  • Acknowledge that media is a key stakeholder in HWC and commit to working with them. 

  • Continuously engage with media whether through trainings or meetings to develop a relationship and build trust. Engagement is a long term process so, where possible, institutionalize the relationship with the media such that there is a continuous and constructive dialogue. 

  • Dispel myths around HWC and sensitize media to the complex nature of HWC. HWC increases with an increase in human pressures on protected areas so it is important to raise awareness of these drivers and enable balanced reporting. Through training, projects can also help encourage journalists to move away from sensational headlines (“rogue elephant” or “bloodthirsty jaguar”) to more objective headlines (“elephant in ‘heat’”). 
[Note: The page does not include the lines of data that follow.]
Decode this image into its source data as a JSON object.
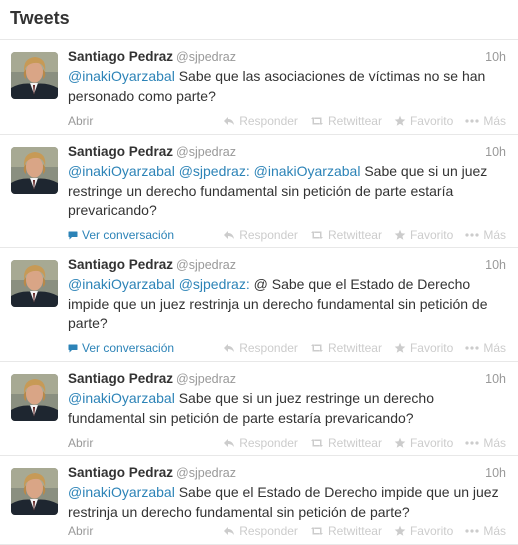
{
  "header": {
    "title": "Tweets"
  },
  "actions": {
    "reply": "Responder",
    "retweet": "Retwittear",
    "favorite": "Favorito",
    "more": "Más"
  },
  "colors": {
    "link": "#2c83b7",
    "muted": "#999999",
    "action": "#cccccc"
  },
  "icons": {
    "reply": "reply-arrow-icon",
    "retweet": "retweet-icon",
    "favorite": "star-icon",
    "more": "dots-icon",
    "conversation": "speech-bubble-icon"
  },
  "tweets": [
    {
      "name": "Santiago Pedraz",
      "handle": "@sjpedraz",
      "time": "10h",
      "mentions": [
        "@inakiOyarzabal"
      ],
      "text": "Sabe que las asociaciones de víctimas no se han personado como parte?",
      "link": "Abrir"
    },
    {
      "name": "Santiago Pedraz",
      "handle": "@sjpedraz",
      "time": "10h",
      "mentions": [
        "@inakiOyarzabal",
        "@sjpedraz:",
        "@inakiOyarzabal"
      ],
      "text": "Sabe que si un juez restringe un derecho fundamental sin petición de parte estaría prevaricando?",
      "link": "Ver conversación"
    },
    {
      "name": "Santiago Pedraz",
      "handle": "@sjpedraz",
      "time": "10h",
      "mentions": [
        "@inakiOyarzabal",
        "@sjpedraz:"
      ],
      "text": "@ Sabe que el Estado de Derecho impide que un juez restrinja un derecho fundamental sin petición de parte?",
      "link": "Ver conversación"
    },
    {
      "name": "Santiago Pedraz",
      "handle": "@sjpedraz",
      "time": "10h",
      "mentions": [
        "@inakiOyarzabal"
      ],
      "text": "Sabe que si un juez restringe un derecho fundamental sin petición de parte estaría prevaricando?",
      "link": "Abrir"
    },
    {
      "name": "Santiago Pedraz",
      "handle": "@sjpedraz",
      "time": "10h",
      "mentions": [
        "@inakiOyarzabal"
      ],
      "text": "Sabe que el Estado de Derecho impide que un juez restrinja un derecho fundamental sin petición de parte?",
      "link": "Abrir"
    }
  ]
}
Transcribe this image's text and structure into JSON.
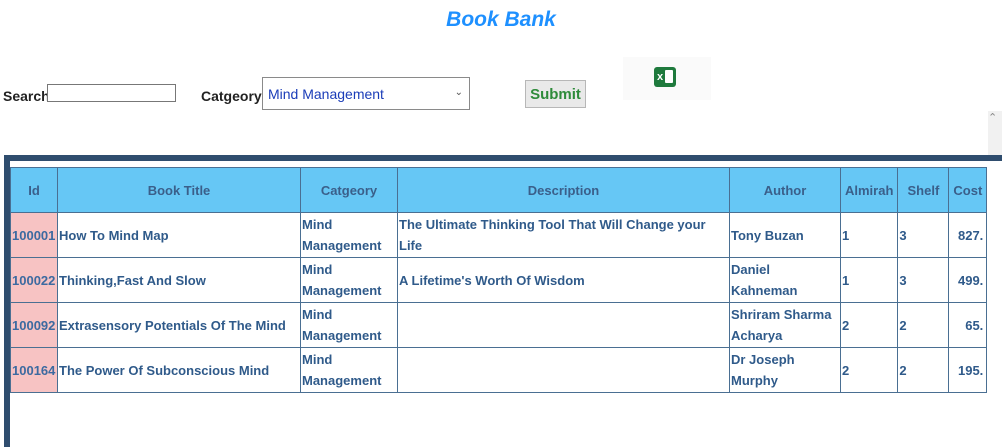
{
  "title": "Book Bank",
  "search": {
    "label": "Search",
    "value": ""
  },
  "category": {
    "label": "Catgeory",
    "selected": "Mind Management"
  },
  "submit_label": "Submit",
  "excel_icon": "excel-icon",
  "table": {
    "headers": [
      "Id",
      "Book Title",
      "Catgeory",
      "Description",
      "Author",
      "Almirah",
      "Shelf",
      "Cost"
    ],
    "rows": [
      [
        "100001",
        "How To Mind Map",
        "Mind Management",
        "The Ultimate Thinking Tool That Will Change your Life",
        "Tony Buzan",
        "1",
        "3",
        "827."
      ],
      [
        "100022",
        "Thinking,Fast And Slow",
        "Mind Management",
        "A Lifetime's Worth Of Wisdom",
        "Daniel Kahneman",
        "1",
        "3",
        "499."
      ],
      [
        "100092",
        "Extrasensory Potentials Of The Mind",
        "Mind Management",
        "",
        "Shriram Sharma Acharya",
        "2",
        "2",
        "65."
      ],
      [
        "100164",
        "The Power Of Subconscious Mind",
        "Mind Management",
        "",
        "Dr Joseph Murphy",
        "2",
        "2",
        "195."
      ]
    ]
  },
  "colors": {
    "title": "#1e90ff",
    "header_bg": "#66c7f5",
    "id_bg": "#f7c3c3",
    "panel": "#2f4d6e"
  }
}
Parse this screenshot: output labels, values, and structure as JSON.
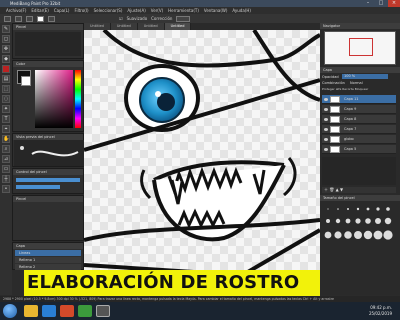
{
  "app": {
    "title": "MediBang Paint Pro 32bit"
  },
  "menu": [
    "Archivo(F)",
    "Editar(E)",
    "Capa(L)",
    "Filtro(I)",
    "Seleccionar(S)",
    "Ajuste(A)",
    "Ver(V)",
    "Herramienta(T)",
    "Ventana(W)",
    "Ayuda(H)"
  ],
  "toolbar": {
    "smooth_label": "Suavizado",
    "correction_label": "Corrección"
  },
  "tabs": [
    "Untitled",
    "Untitled",
    "Untitled",
    "Untitled"
  ],
  "left_panels": {
    "color_title": "Color",
    "brush_title": "Vista previa del pincel",
    "brush_size": "Control del pincel"
  },
  "right_panel": {
    "navigator_title": "Navigator",
    "layer_title": "Capa",
    "opacity_label": "Opacidad",
    "opacity_value": "100 %",
    "blend_label": "Combinación",
    "blend_value": "Normal",
    "protect_label": "Proteger alfa",
    "clip_label": "Recorte",
    "lock_label": "Bloquear",
    "layers": [
      "Capa 11",
      "Capa 9",
      "Capa 8",
      "Capa 7",
      "globo",
      "Capa 5"
    ],
    "brush_size_title": "Tamaño del pincel"
  },
  "left_layers": [
    "Lineas",
    "Relleno 1",
    "Relleno 2"
  ],
  "banner": "ELABORACIÓN DE ROSTRO",
  "status": "2988 * 2900 pixel  (10.5 * 9.8cm)  300 dpi  30 %   (-521, 809)   Para trazar una linea recta, mantenga pulsada la tecla Mayús. Para cambiar el tamaño del pincel, mantenga pulsadas las teclas Ctrl + Alt y arrastre",
  "clock": {
    "time": "09:42 p.m.",
    "date": "25/02/2019"
  },
  "colors": {
    "accent": "#3b6ea5",
    "banner": "#f2f20a",
    "eye": "#1e90c8"
  }
}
  • Develop an information sharing mechanism with the media to share factual and timely updates. The Forest Department in Mumbai, India has created a Whatsapp group with journalists and other media personnel to inform and notify them of HWC cases in and around the Sanjay Gandhi National Park. The Whatsapp group is used to share real time updates and stories.

  • Invest in training the media. Regularly interact with journalists who write about wildlife and organize trainings and workshops for media personnel to communicate the science behind conservation in a simple and effective way. 

  • Keep the media and the public engaged. Provide positive stories and share new research initiatives and progress on project development to keep the conversation going and avoid the persistent negative news cycle. 

A follow up workshop in January will take a deep dive into some of the aspects of media engagement such as creating a media strategy for GWP projects and a simulation exercise on how to handle a complex HWC situation.